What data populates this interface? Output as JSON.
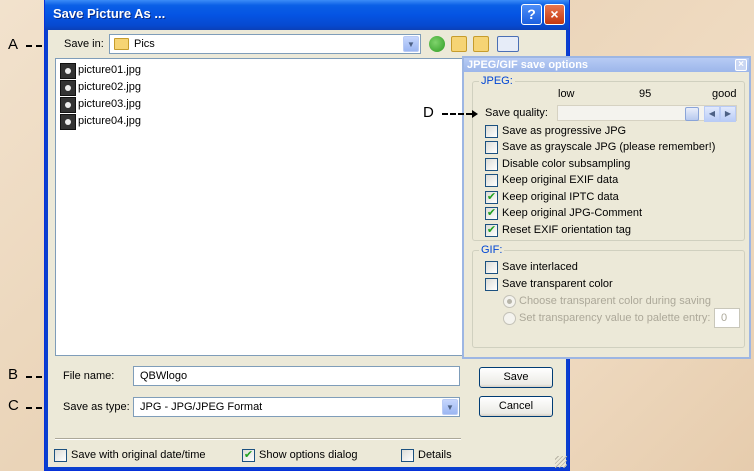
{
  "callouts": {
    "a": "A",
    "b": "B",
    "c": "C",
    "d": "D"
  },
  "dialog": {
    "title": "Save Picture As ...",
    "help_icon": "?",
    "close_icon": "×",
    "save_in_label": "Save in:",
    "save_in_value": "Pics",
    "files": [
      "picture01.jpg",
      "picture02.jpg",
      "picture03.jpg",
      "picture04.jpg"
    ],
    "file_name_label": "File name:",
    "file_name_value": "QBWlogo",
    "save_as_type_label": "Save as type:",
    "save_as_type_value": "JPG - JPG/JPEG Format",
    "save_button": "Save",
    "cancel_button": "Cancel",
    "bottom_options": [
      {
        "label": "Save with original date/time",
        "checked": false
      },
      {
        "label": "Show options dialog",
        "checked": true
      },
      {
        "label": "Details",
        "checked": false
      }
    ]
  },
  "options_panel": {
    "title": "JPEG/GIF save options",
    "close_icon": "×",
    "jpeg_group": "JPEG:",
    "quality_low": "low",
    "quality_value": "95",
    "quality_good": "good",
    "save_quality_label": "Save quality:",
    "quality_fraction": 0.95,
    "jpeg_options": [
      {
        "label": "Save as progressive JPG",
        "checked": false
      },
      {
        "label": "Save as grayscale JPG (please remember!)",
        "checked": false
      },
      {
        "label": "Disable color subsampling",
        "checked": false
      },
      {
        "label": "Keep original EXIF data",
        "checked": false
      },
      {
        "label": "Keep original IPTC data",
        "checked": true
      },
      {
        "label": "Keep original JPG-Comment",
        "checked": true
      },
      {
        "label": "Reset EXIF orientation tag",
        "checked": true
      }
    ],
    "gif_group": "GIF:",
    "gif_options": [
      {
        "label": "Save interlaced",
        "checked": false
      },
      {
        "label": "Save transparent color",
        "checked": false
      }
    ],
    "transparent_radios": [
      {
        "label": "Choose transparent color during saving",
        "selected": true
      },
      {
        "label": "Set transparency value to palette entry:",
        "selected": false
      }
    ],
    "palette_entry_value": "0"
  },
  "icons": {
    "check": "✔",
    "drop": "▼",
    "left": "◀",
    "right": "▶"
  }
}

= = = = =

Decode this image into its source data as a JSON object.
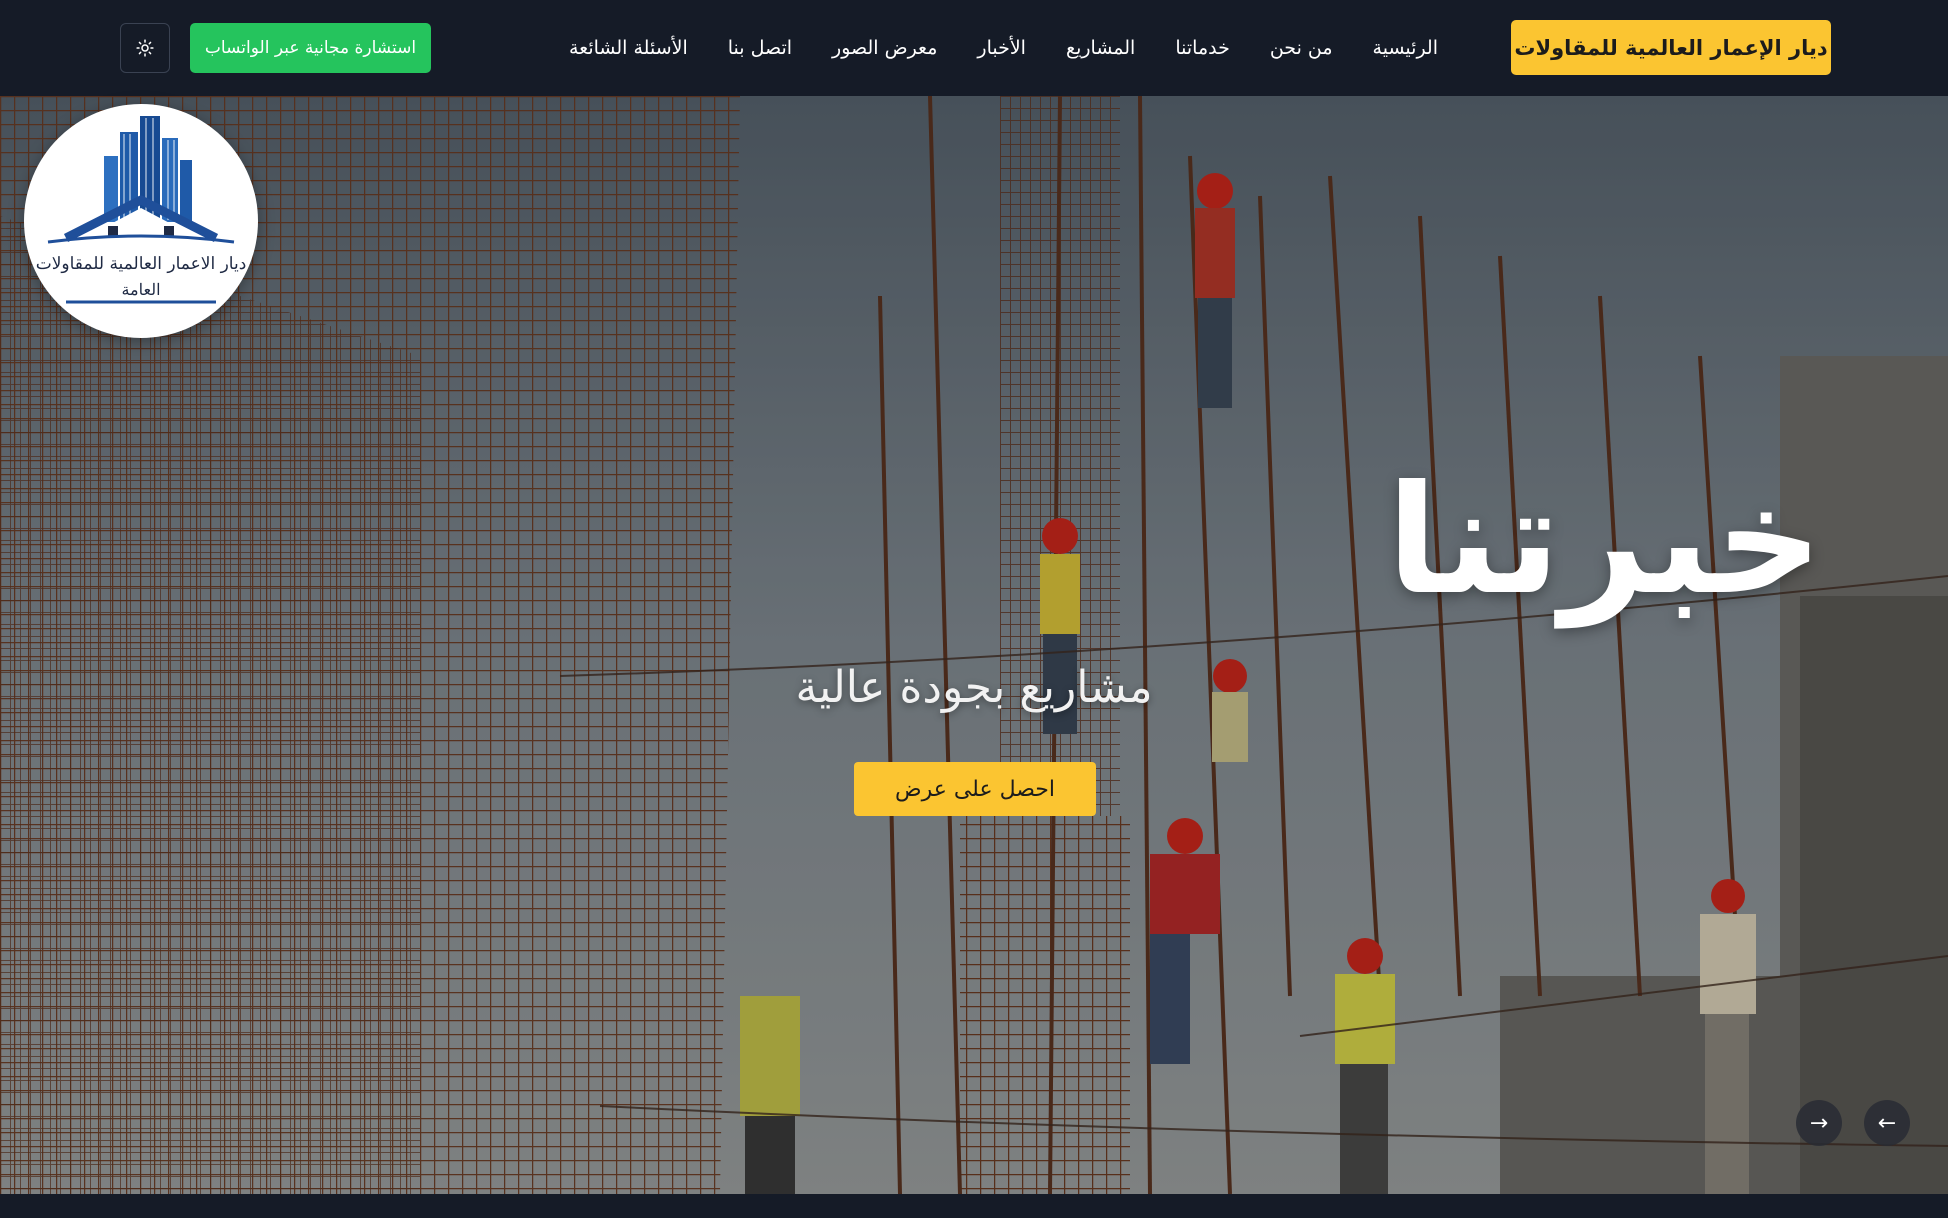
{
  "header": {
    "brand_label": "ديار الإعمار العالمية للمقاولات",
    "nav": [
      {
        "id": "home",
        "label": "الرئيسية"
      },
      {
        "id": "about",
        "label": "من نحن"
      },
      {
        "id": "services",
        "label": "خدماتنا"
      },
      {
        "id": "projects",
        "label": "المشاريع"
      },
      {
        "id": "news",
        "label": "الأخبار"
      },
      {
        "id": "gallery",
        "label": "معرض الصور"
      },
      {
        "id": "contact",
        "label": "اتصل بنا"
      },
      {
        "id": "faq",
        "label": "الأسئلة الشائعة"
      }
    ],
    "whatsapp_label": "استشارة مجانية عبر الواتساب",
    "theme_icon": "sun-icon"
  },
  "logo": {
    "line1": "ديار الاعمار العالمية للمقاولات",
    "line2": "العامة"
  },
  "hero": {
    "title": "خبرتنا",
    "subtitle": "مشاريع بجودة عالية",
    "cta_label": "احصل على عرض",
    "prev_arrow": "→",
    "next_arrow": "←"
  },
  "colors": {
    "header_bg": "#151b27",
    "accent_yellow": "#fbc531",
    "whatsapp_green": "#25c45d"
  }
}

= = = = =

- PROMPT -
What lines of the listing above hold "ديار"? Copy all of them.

- YOUR RESPONSE -
    "brand_label": "ديار الإعمار العالمية للمقاولات",
    "line1": "ديار الاعمار العالمية للمقاولات",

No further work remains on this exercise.